#### REQUIRED WORK:
Find the lines below holding the word "Cylinder" and copy each of them.
------------------------------------------------------------
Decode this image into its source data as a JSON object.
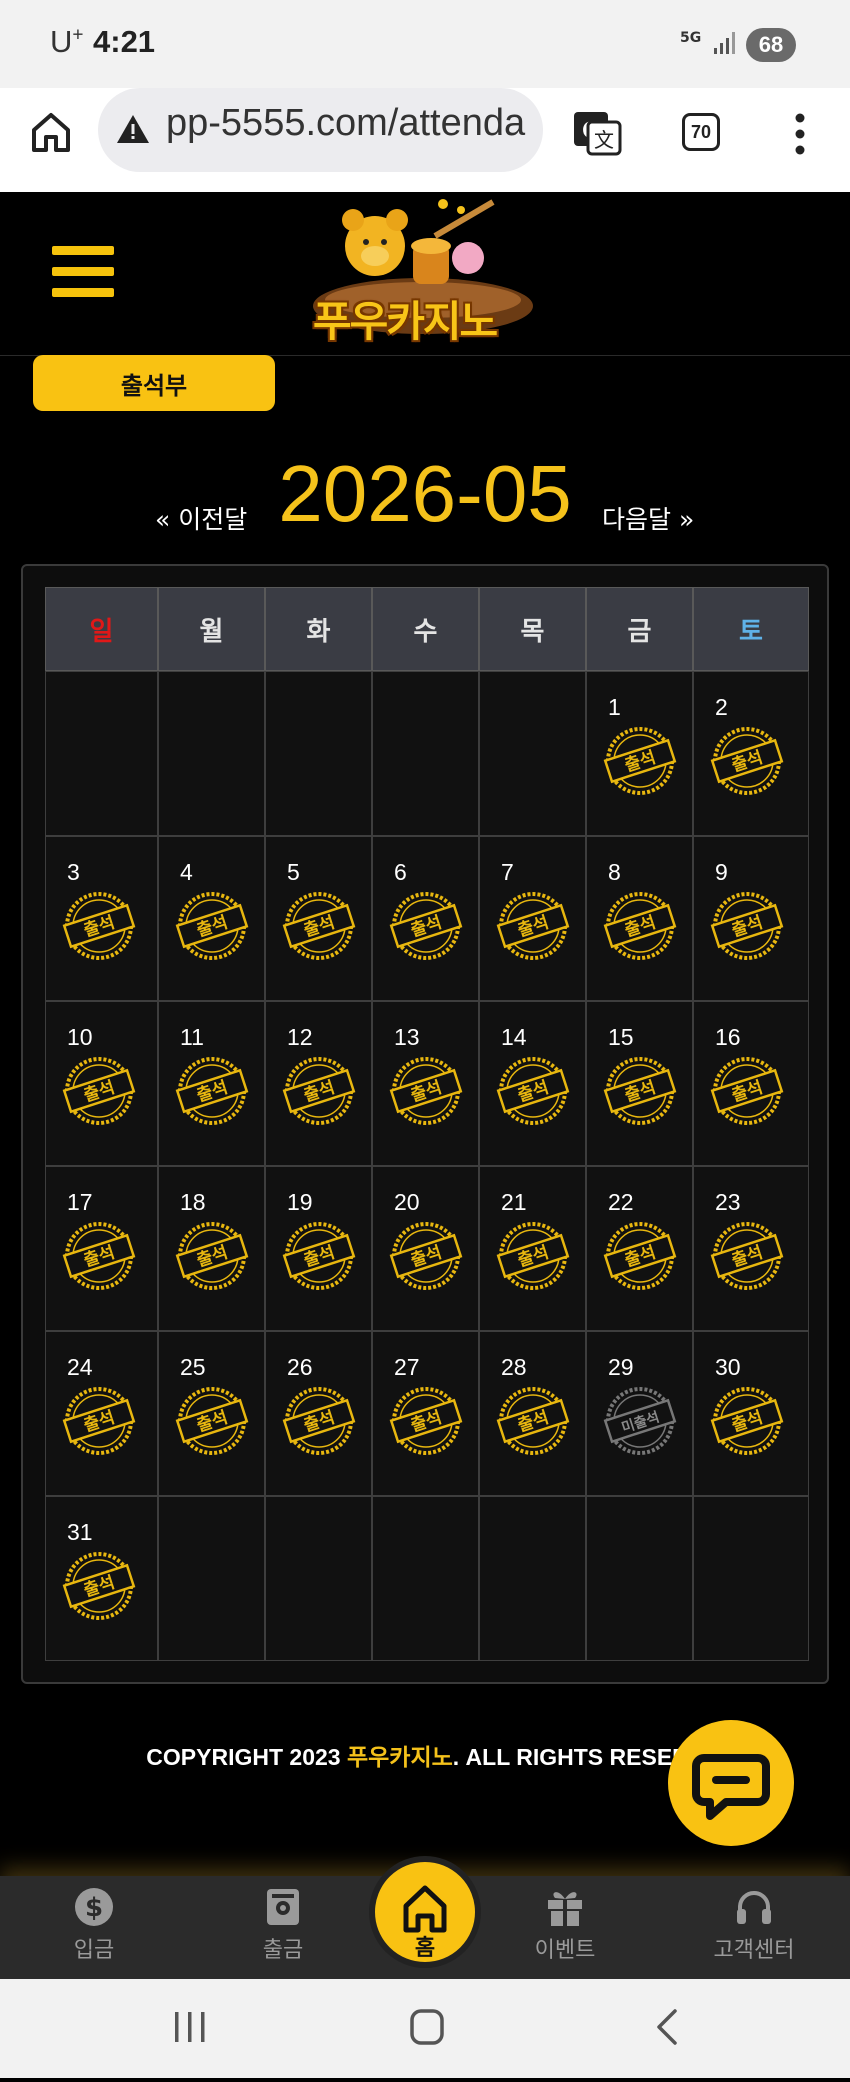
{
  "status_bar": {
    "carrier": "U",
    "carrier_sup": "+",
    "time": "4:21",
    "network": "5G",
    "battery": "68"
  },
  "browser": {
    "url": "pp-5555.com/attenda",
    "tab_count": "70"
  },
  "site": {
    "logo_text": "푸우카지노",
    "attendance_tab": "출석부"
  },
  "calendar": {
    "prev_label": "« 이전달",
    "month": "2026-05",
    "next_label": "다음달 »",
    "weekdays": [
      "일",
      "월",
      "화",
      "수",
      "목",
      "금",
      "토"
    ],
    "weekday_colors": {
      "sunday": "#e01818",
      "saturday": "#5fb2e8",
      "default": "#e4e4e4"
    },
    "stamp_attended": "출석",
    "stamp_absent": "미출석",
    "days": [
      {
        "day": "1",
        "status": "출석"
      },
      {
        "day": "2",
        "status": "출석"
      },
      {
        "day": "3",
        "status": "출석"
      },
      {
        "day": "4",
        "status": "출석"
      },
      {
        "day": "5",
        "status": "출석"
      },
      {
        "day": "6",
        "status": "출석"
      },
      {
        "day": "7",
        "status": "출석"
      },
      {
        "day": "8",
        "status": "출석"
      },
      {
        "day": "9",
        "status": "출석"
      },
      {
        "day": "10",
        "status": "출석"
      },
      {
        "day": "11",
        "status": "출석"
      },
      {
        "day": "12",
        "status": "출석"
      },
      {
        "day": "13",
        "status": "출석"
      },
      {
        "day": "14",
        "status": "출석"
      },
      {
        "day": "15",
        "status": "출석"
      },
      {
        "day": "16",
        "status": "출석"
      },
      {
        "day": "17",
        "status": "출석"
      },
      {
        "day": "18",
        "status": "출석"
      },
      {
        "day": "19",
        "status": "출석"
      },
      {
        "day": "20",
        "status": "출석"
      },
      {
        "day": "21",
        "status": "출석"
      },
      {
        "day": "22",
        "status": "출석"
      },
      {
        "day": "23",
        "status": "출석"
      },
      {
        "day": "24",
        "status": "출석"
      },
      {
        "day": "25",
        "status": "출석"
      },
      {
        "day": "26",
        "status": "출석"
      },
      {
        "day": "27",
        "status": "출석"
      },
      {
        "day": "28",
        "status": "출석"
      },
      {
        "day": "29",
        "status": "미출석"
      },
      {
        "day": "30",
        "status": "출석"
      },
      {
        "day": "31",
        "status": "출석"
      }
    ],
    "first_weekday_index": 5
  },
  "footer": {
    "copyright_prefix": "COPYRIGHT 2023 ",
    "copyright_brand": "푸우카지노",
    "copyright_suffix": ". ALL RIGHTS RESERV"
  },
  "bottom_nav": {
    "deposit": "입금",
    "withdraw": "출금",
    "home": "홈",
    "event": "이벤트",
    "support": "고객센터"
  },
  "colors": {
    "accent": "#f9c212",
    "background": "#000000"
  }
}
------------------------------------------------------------
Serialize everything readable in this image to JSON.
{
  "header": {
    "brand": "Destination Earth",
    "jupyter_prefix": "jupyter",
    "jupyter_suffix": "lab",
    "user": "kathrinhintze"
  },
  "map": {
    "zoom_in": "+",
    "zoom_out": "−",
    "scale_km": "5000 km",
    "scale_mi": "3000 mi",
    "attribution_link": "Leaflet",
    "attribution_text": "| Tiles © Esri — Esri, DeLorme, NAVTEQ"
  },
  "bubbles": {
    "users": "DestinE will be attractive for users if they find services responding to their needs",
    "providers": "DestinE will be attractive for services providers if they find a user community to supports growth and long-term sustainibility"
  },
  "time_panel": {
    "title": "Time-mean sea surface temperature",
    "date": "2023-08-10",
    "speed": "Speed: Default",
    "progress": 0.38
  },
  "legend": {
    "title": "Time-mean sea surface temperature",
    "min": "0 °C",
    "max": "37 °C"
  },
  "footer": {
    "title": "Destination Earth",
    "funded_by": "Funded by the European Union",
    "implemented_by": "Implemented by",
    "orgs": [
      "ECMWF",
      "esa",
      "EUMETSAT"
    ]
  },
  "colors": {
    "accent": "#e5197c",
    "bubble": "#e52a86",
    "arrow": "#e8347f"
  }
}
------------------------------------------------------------
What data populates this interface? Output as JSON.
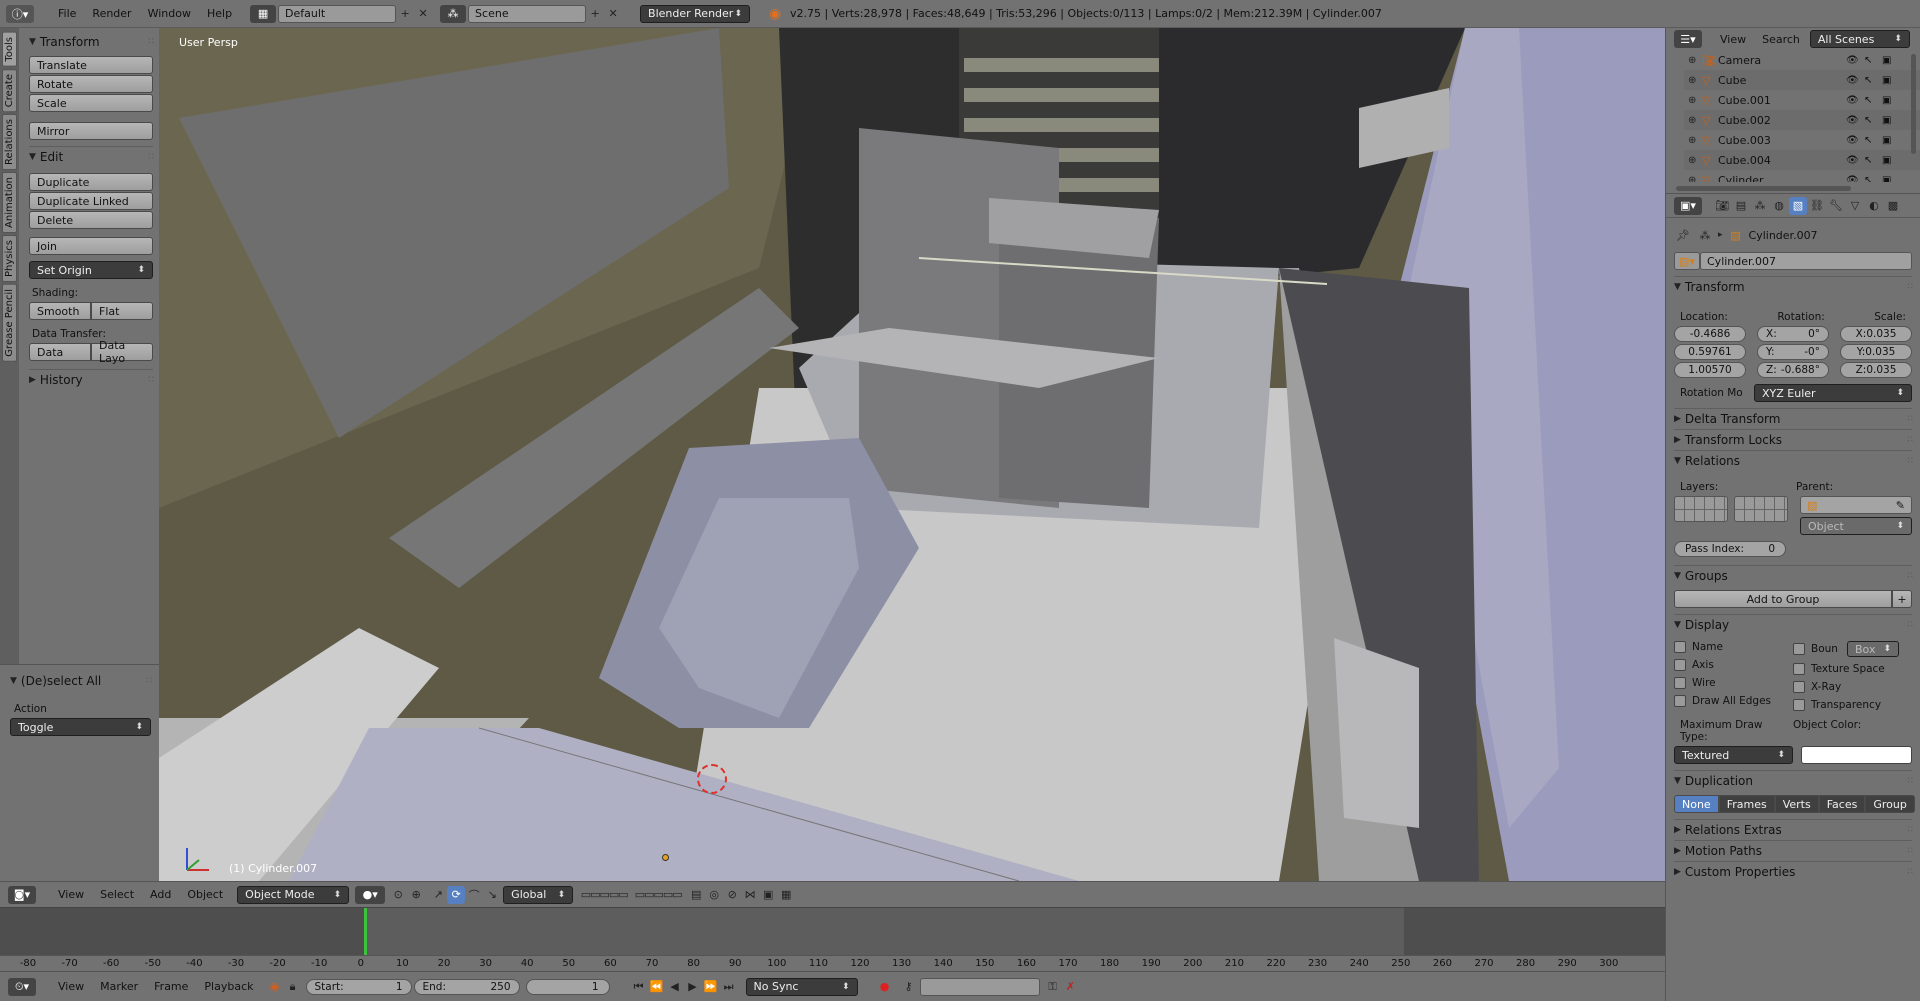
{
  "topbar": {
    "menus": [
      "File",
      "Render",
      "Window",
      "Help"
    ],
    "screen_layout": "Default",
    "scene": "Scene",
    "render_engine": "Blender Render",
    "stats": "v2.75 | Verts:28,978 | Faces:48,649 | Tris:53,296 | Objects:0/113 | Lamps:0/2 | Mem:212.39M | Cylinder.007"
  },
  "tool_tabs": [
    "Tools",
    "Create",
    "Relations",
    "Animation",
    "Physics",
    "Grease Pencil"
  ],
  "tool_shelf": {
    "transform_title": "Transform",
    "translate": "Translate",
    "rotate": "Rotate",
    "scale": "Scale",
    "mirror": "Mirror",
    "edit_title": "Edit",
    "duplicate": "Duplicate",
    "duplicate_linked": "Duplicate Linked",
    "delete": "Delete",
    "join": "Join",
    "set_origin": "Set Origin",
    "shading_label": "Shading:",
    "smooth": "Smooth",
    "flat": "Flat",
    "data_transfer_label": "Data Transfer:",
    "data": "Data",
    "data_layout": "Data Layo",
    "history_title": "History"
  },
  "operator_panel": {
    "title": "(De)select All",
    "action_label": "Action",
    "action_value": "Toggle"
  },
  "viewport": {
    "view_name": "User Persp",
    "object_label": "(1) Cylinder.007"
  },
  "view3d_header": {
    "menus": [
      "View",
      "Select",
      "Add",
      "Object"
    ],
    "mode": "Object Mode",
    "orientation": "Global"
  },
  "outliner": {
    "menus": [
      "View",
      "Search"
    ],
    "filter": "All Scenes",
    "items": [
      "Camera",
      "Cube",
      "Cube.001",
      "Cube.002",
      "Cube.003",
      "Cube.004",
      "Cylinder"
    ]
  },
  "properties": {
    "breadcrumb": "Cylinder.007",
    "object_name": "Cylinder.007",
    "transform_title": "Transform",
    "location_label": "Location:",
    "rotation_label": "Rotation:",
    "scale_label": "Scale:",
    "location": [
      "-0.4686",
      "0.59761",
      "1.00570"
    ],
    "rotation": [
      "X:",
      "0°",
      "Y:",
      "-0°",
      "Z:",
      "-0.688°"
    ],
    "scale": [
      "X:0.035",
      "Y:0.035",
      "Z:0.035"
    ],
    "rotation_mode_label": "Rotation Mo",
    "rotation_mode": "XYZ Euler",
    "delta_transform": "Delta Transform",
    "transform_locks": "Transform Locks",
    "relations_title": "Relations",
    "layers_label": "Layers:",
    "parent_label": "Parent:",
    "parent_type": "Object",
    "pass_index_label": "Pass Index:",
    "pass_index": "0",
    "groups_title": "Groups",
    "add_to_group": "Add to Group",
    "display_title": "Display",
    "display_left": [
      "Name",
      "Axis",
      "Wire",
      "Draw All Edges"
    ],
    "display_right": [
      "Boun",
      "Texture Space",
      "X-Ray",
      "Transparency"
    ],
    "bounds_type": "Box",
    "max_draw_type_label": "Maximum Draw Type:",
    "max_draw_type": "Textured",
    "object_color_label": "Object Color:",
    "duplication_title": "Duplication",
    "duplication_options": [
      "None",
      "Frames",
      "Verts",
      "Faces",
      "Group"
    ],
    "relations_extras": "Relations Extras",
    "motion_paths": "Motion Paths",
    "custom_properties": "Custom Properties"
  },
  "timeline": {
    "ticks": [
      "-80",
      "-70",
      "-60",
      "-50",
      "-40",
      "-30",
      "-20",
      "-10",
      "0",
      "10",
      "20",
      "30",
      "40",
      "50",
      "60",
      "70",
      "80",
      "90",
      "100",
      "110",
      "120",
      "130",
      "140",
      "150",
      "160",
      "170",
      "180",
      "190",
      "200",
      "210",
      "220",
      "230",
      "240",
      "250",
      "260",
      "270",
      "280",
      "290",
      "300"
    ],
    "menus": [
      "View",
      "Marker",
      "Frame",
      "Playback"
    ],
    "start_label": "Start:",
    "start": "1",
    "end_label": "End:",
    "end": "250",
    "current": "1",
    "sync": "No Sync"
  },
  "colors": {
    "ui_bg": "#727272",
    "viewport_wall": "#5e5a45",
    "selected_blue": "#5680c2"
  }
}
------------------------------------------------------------
#### ANSWER TO THIS PROBLEM:
    "stats": "v2.75 | Verts:28,978 | Faces:48,649 | Tris:53,296 | Objects:0/113 | Lamps:0/2 | Mem:212.39M | Cylinder.007"
    "object_label": "(1) Cylinder.007"
      "Cylinder"
    "breadcrumb": "Cylinder.007",
    "object_name": "Cylinder.007",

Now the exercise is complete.